FX’s sci-fi drama Legion concluded its three-season run this past week. It was one of the most improbable shows on television: a superhero franchise tie-in, run by Fargo creator Noah Hawley, that very quickly turned into an experimental and surreal work about the nature of consciousness. Its final season included musical numbers, narrative told through still frames, an episode-long trans-temporal fairy tale, time demons, a scene from a completely different show spliced in, and a whole lot of subtitles. Nobody really cared.
Reviews for Legion were generally positive, but reviewers’ enthusiasm was muted. There was a lot more chatter about conventional dramas like Big Little Lies and Succession, to say nothing of that other genre show that had a finale this year. To be sure, there were plenty of reasons to not be entirely positive about Legion: the second season ended on some rather tricky ethical territory, and also contained some of the series’s most self-impressed noodling. (See Jon Hamm’s lengthy monologues about freshman philosophy.)
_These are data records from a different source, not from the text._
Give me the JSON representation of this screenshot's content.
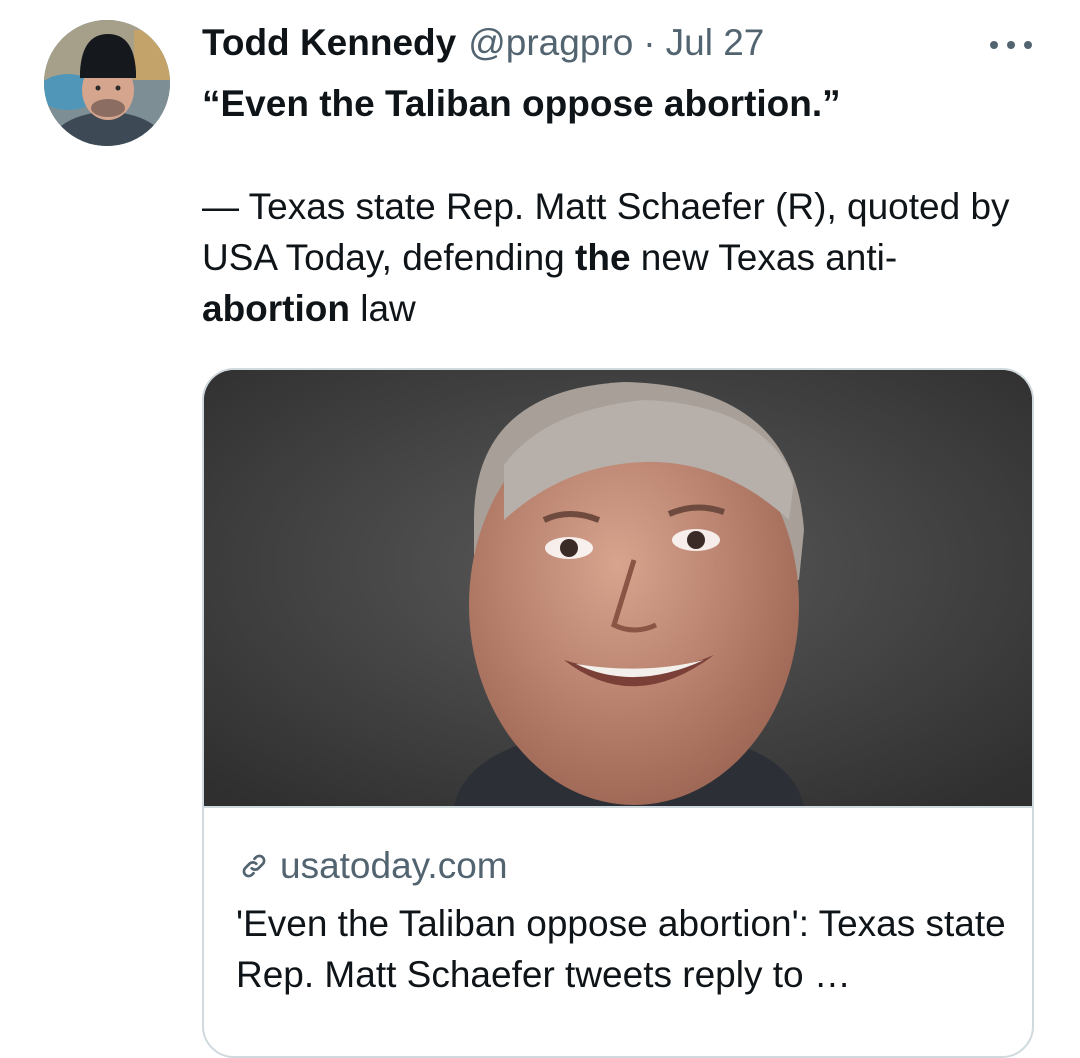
{
  "tweet": {
    "author_name": "Todd Kennedy",
    "handle": "@pragpro",
    "separator": "·",
    "date": "Jul 27",
    "more_icon": "more-horizontal-icon",
    "text": {
      "quote": "“Even the Taliban oppose abortion.”",
      "attribution_1": "— Texas state Rep. Matt Schaefer (R), quoted by USA Today, defending ",
      "attribution_bold_1": "the",
      "attribution_2": " new Texas anti-",
      "attribution_bold_2": "abortion",
      "attribution_3": " law"
    }
  },
  "card": {
    "link_icon": "link-icon",
    "domain": "usatoday.com",
    "title": "'Even the Taliban oppose abortion': Texas state Rep. Matt Schaefer tweets reply to …"
  },
  "colors": {
    "text_primary": "#0f1419",
    "text_secondary": "#536471",
    "border": "#cfd9de"
  }
}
And yet, it feels like the paucity of Legion discourse is reflective of a larger sense of critical priorities. TV critics and scholars are interested in kitchen-sink drams and sitcoms, viewing character writing as trickier and more essential than visual experimentation. There’s increasingly a desire to move away from the contemporary world of serialized genre show and towards more traditional episodic structures. A look at the shows nominated for an Emmy, or with the highest ratings on aggregate sites like Rotten Tomatoes and Metacritic, shows a long list of series dedicated to humanist, character-driven drama and comedies.
All of which raises the question of whether there’s any room for television to be experimental in the same way that film, literature, and music often are. While they don’t play many multiplexes, if you know where to look you can find many films that are essentially non-narrative: languid dramas that focus more on mood than plot, or rarer films that are just a sequence of images without plot at all. Writers, artists and musicians have been pushing at the boundaries of their media for the past century.
And yet there’s no real equivalent in television, no “art television” to go with “art film.” Even Legion had a cast of characters and a conflict-based plot that advanced each episode. Television is still in its nineteenth century, experimenting with the content of its stories but not its forms. And there appears to be little appetite, amongst either critics or the average viewer, for anything else.
There are rather prosaic reasons for this. Making a television show costs a lot more money and involves a lot more people than writing a book or even making a film. This means that basically any new entry into the medium has to convince some studio exec that it’s commercially viable. On top of that, the series structure means that brief bursts of formalism are less tenable. Various economic factors, like union contracts, demand that television seasons and episodes be of a fairly standard size.
Perhaps the closest thing to non-narrative television was Tim Heidecker and Eric Wareheim’s Tim & Eric Awesome Show, Great Job. The Adult Swim series took the fairly standard form of a sketch comedy, but had a frequently absurdist bent. Its sketches frequently ended mid-scene with an ugly or abrasive non-sequitir, or told a joke that operated on an alien sense of humour. It frequently parodied the formal conventions of late-night television, presenting a nightmarish version of the most banal parts of the medium.
And yet Tim & Eric was mostly ignored, carrying out its run in the shadow of great humanist dramas like The Sopranos and The Wire. When discussed at all, it was frequently dismissed as being for stoners and bored college freshmen. The same mantle was used to describe all the Adult Swim shows, which were frequently more inventive than their lush premium-cable counterparts.
More recently, HBO aired Random Acts of Flyness, a similarly absurdist sketch show by Terence Nance. Nance is certainly a part of the art-film world, having previously mostly worked in museum installments. The series follows mostly the same tack, presenting nonsensical and dream-like images along with more expository segments to talk about the problems facing African-Americans.
Random Acts received good reviews, with a very high rating on aggregate sites, but again produced little discussion. Ironically, for a series so desperate to push buttons and disturb white liberal complacency, it was largely greeted with mute applause from white liberal critics. Perhaps it was the strong undercurrent of didacticism that made it a comfortable critical proposition — even if critics didn’t quite get the show, they could at least be sure it was on their side in the culture war.
I’m not suggesting that these shows should be adopted uncritically, or that they’re necessarily better than more conventional series. I just find the lack of appetite for experimental or abstract television striking. Is it just that we’ve left the postmodern cultural moment, and all viewers want is a good set of relatable characters? Will these works be hailed as masterpieces decades from now, in the same way that experimental art is usually appreciated after its age?
In any case, in this age of “peak TV”, I’d like to invite more writers, directors, and showrunners to think outside of the representational box. And I’d like critics to take these challenges seriously, not just as stoner comedy or trippy visuals but something worthy of detailed examination.